Tim Boxer At YU Convocation

As President Richard Joel bestowed honorary degrees at Yeshiva University’s 88th convocation last week at the Waldorf-Astoria, not a word was uttered about allegations of sexual abuse by two rabbis in the 1970s and ‘80s at its boys high school. That was the era of Rabbi Norman Lamm, the university’s third president.

In 2003 Joel succeeded Lamm who then became chancellor. Lamm, 84, was conspicuously absent from this convocation even though he participated every year.

It took Jack Lew, an Orthodox Jew who is President Barak Obama’s chief of staff, to break the silence. As he stepped up to be robed and receive his honorary doctor of laws diploma, Lew startled many of the 660 guests when he referred to the alleged abusive behavior as “despicable.”

“Across the country in recent years,” Lew said, “we’ve seen too much evidence of inappropriate behavior at too many institutions responsible for nurturing our children. We can and must take a stand against it, promote awareness, set up preventive measures and openly address concerns as they arise.”

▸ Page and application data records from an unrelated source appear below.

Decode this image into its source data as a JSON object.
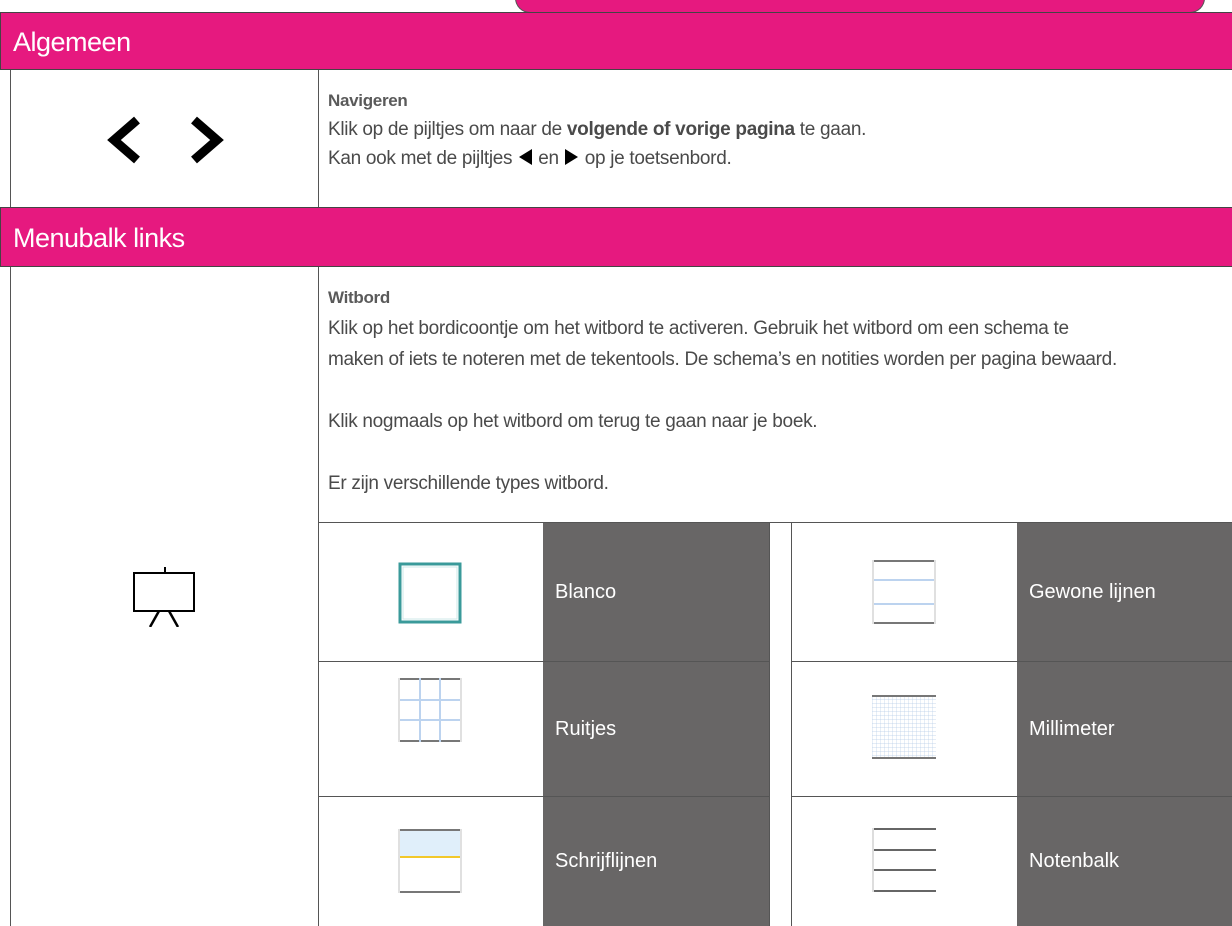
{
  "sections": {
    "general": {
      "title": "Algemeen",
      "nav": {
        "title": "Navigeren",
        "line1_pre": "Klik op de pijltjes om naar de ",
        "line1_bold": "volgende of vorige pagina",
        "line1_post": " te gaan.",
        "line2_pre": "Kan ook met de pijltjes ",
        "line2_mid": " en ",
        "line2_post": " op je toetsenbord."
      }
    },
    "menubar": {
      "title": "Menubalk links",
      "whiteboard": {
        "title": "Witbord",
        "p1_line1": "Klik op het bordicoontje om het witbord te activeren. Gebruik het witbord om een schema te",
        "p1_line2": "maken of iets te noteren met de tekentools. De schema’s en notities worden per pagina bewaard.",
        "p2": "Klik nogmaals op het witbord om terug te gaan naar je boek.",
        "p3": "Er zijn verschillende types witbord."
      },
      "types": [
        {
          "label": "Blanco",
          "icon": "blank-board-icon"
        },
        {
          "label": "Gewone lijnen",
          "icon": "lined-board-icon"
        },
        {
          "label": "Ruitjes",
          "icon": "grid-board-icon"
        },
        {
          "label": "Millimeter",
          "icon": "millimeter-board-icon"
        },
        {
          "label": "Schrijflijnen",
          "icon": "writing-lines-board-icon"
        },
        {
          "label": "Notenbalk",
          "icon": "staff-board-icon"
        }
      ]
    }
  },
  "colors": {
    "accent": "#e6197f",
    "dark_cell": "#686666"
  }
}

Stanley Raskas, Moise Y. Safra and Dianne Wassner received honorary degrees of doctor of humane letters.

Stanley Raskas, chairman of Yeshiva College board of overseers, was a member of the fourth generation of a family that operated Raskas Holdings, the nation’s largest manufacturer of private-label cream cheese. Founded in 1888 in St. Louis, the family enterprise was sold in 2002 to Schreiber Foods for close to $100 million.

Stanley, 68, can claim his grandfather was born in America, his father born in Europe, and Stanley born in America.

It turns out that Stanley’s grandfather, Louis Raskas, left St. Louis after his bar mitzvah to continue his studies at the Slobodka Yeshiva in Kovno, Lithuania. That’s where Stanley’s father was born. His father returned to St. Louis, where Stanley was born.

Moise Safra was born 77 years ago in Beirut into a Jewish banking family from Aleppo, Syria. Arab riots following the creation of Israel drove the family to Brazil where they established their banking empire. Today Moise oversees M. Safra & Co. in Sao Paulo and New York.

Diane Wassner was born in Lvov, Poland. When her family was arrested in the Shoah, she sneaked morsels of food to her father and uncle. She was the only one of her family to survive the Holocaust. Joel commended Wassner, the national vice president of Yeshiva University Women’s Organization, for her extravagant support of scholarships.

The YU Hanukkah dinner, following the convocation, raised $3.8 million.

About the Author
Tim Boxer is a former New York Post columnist, and is longtime columnist for the New York Jewish Week. He is also editor of 15MinutesMagazine.com, is the author of Jewish Celebrity Hall of Fame, interviews of Hollywood stars about their Jewish roots.